Task prompt:
Among the lines of the entries below, count those containing the word "Hauptseite" and answer with the number only.

Data about app and page elements
========================================

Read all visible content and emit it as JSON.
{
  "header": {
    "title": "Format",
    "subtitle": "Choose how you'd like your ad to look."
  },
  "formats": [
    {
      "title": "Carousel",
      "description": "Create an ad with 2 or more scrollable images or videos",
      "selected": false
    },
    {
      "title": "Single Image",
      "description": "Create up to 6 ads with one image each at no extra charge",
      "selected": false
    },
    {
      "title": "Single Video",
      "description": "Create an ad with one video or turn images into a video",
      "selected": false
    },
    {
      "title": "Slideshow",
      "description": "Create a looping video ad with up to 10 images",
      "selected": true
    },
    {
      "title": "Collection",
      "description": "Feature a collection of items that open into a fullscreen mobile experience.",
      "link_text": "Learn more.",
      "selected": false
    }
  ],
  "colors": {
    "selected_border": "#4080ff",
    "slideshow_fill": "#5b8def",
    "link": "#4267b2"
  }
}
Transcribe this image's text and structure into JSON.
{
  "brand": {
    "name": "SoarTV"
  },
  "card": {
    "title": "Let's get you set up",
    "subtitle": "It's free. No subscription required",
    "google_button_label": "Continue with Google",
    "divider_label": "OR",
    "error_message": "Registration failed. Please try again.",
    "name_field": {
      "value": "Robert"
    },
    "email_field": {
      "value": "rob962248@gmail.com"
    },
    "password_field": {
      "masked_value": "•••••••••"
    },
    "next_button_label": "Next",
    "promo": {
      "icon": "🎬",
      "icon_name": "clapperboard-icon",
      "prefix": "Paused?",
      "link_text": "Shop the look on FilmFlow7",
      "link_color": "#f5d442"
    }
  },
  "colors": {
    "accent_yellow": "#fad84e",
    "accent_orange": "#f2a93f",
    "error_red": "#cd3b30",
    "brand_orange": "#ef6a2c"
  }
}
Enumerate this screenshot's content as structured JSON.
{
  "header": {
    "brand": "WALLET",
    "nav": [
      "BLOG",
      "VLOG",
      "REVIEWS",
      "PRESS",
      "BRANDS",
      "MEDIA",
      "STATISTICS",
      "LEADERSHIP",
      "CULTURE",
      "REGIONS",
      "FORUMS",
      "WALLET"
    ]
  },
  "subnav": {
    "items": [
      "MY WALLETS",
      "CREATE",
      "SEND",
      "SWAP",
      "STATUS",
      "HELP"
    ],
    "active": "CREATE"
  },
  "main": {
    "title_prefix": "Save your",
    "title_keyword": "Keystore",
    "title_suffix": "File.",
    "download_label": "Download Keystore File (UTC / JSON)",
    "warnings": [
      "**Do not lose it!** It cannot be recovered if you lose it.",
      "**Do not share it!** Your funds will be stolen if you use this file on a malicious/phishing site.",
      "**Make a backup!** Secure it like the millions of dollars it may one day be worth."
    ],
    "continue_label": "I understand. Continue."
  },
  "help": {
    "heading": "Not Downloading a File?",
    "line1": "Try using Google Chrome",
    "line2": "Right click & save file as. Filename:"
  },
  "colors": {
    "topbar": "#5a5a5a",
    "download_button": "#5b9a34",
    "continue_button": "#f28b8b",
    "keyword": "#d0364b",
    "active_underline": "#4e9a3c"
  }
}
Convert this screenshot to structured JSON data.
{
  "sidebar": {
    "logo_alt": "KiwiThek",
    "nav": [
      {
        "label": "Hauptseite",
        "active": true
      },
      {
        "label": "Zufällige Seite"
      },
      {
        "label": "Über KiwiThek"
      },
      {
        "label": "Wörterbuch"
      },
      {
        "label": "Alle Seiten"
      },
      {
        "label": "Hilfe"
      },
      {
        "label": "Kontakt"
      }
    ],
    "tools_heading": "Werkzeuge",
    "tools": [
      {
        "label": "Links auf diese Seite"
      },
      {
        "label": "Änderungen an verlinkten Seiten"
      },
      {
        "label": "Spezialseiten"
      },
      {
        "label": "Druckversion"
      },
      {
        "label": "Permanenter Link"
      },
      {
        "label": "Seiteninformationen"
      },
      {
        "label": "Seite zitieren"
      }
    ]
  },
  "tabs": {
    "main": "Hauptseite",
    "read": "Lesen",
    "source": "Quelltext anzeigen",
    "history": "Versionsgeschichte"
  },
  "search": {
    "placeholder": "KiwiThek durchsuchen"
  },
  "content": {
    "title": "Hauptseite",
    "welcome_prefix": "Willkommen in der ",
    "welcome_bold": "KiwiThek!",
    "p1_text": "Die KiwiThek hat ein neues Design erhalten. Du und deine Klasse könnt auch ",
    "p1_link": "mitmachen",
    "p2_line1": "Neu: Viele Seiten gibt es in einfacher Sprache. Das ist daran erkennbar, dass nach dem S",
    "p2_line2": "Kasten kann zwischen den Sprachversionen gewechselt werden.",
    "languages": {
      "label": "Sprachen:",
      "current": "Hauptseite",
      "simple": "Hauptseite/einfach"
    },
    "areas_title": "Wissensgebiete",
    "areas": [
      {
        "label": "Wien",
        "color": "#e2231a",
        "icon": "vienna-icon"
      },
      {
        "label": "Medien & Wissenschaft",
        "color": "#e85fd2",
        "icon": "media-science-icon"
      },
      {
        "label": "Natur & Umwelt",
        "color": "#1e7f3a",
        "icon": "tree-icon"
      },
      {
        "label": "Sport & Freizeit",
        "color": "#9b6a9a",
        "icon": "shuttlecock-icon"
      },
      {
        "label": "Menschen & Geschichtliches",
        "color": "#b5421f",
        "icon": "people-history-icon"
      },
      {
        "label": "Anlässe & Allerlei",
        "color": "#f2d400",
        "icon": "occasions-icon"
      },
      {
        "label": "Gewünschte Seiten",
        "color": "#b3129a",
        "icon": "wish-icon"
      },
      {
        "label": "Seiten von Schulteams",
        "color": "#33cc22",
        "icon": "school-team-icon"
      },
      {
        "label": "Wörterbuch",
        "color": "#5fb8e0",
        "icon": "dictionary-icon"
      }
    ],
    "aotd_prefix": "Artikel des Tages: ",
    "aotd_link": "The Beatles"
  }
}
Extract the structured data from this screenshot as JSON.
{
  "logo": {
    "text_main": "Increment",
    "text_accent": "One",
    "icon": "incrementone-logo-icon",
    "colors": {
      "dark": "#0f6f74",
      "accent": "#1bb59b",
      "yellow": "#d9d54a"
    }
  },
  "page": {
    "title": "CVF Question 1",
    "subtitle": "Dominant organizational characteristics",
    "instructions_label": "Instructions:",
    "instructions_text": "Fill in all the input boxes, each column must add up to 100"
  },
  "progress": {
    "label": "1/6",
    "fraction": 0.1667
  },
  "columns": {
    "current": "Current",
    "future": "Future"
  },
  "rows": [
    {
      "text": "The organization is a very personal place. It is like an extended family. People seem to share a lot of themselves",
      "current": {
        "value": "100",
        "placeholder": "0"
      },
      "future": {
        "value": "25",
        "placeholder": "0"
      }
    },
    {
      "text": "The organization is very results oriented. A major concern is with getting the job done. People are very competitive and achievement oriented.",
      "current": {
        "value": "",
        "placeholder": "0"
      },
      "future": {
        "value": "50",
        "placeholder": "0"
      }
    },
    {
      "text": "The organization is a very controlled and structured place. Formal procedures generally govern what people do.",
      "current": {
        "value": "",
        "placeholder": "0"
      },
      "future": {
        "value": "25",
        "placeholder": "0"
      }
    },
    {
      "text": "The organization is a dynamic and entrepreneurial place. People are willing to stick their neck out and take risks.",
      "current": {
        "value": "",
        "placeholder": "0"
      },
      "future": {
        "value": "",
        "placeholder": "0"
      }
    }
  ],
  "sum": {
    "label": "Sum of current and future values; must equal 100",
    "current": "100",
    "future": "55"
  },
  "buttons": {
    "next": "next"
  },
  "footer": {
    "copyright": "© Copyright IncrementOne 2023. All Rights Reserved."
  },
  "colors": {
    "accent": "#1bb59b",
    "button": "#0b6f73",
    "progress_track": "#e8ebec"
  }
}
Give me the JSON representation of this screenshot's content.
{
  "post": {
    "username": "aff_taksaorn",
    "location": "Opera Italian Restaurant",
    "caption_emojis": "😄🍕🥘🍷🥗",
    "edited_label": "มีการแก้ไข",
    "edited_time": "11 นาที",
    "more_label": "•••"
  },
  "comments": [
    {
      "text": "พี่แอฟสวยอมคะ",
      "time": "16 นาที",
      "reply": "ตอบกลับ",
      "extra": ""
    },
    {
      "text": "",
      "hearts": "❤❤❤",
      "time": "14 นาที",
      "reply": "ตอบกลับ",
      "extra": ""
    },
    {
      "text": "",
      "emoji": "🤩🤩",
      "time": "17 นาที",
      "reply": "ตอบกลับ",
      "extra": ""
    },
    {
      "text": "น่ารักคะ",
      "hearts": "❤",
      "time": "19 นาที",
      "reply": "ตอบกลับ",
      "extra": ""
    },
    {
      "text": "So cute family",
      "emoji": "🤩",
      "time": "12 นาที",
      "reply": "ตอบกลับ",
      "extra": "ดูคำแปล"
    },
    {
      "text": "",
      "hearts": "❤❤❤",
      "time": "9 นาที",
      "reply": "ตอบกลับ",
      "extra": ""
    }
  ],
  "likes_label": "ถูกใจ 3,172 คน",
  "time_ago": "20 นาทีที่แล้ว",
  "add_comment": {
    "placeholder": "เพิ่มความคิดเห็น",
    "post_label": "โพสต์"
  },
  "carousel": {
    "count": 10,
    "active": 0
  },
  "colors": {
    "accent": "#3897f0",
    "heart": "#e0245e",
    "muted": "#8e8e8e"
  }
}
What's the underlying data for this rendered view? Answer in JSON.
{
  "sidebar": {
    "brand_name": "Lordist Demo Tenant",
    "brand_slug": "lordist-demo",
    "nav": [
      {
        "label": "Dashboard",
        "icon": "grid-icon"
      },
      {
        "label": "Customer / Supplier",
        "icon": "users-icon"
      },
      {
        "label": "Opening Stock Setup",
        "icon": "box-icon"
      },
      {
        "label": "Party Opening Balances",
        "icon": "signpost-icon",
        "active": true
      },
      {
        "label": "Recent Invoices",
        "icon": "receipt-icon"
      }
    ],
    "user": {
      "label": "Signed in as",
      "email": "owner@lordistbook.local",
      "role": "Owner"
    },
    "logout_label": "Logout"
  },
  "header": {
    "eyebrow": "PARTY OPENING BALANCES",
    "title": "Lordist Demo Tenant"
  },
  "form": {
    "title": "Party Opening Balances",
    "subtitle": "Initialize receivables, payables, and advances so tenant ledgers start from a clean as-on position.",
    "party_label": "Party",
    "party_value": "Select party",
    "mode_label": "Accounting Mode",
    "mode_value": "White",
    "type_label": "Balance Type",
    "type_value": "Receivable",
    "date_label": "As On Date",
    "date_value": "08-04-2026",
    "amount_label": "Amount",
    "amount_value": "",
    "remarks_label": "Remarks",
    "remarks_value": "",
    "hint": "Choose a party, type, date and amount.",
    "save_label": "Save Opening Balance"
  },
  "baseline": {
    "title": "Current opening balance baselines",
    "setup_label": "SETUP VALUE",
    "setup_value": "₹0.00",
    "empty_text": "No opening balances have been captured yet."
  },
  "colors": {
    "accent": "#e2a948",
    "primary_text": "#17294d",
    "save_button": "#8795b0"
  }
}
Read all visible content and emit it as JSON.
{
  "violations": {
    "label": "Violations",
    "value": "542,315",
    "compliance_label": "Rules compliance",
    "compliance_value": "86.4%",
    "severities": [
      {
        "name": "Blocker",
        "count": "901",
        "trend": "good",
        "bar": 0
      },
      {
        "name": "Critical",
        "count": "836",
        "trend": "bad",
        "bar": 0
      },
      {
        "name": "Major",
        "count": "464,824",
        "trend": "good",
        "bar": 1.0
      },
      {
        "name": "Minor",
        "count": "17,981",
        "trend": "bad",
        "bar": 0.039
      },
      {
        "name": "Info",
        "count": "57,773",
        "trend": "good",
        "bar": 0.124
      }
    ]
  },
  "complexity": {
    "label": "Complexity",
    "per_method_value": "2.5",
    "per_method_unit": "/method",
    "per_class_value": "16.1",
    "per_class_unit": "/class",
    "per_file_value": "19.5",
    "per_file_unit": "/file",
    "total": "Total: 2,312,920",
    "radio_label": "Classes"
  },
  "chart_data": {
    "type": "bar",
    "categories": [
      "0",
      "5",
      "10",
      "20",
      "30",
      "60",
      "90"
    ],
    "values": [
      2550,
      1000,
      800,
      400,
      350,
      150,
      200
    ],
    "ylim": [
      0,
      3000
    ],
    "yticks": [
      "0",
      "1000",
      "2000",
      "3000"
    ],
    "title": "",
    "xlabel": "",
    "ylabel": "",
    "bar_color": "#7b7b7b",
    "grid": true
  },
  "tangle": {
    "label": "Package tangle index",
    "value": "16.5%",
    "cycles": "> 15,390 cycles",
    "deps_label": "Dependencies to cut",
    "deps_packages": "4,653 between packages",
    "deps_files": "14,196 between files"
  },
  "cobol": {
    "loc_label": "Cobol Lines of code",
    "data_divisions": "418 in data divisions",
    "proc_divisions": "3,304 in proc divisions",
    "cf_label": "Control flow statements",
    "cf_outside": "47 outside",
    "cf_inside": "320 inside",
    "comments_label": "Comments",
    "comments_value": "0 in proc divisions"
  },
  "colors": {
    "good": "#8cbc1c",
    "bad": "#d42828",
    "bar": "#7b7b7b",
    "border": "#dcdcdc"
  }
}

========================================

Exercise response:
5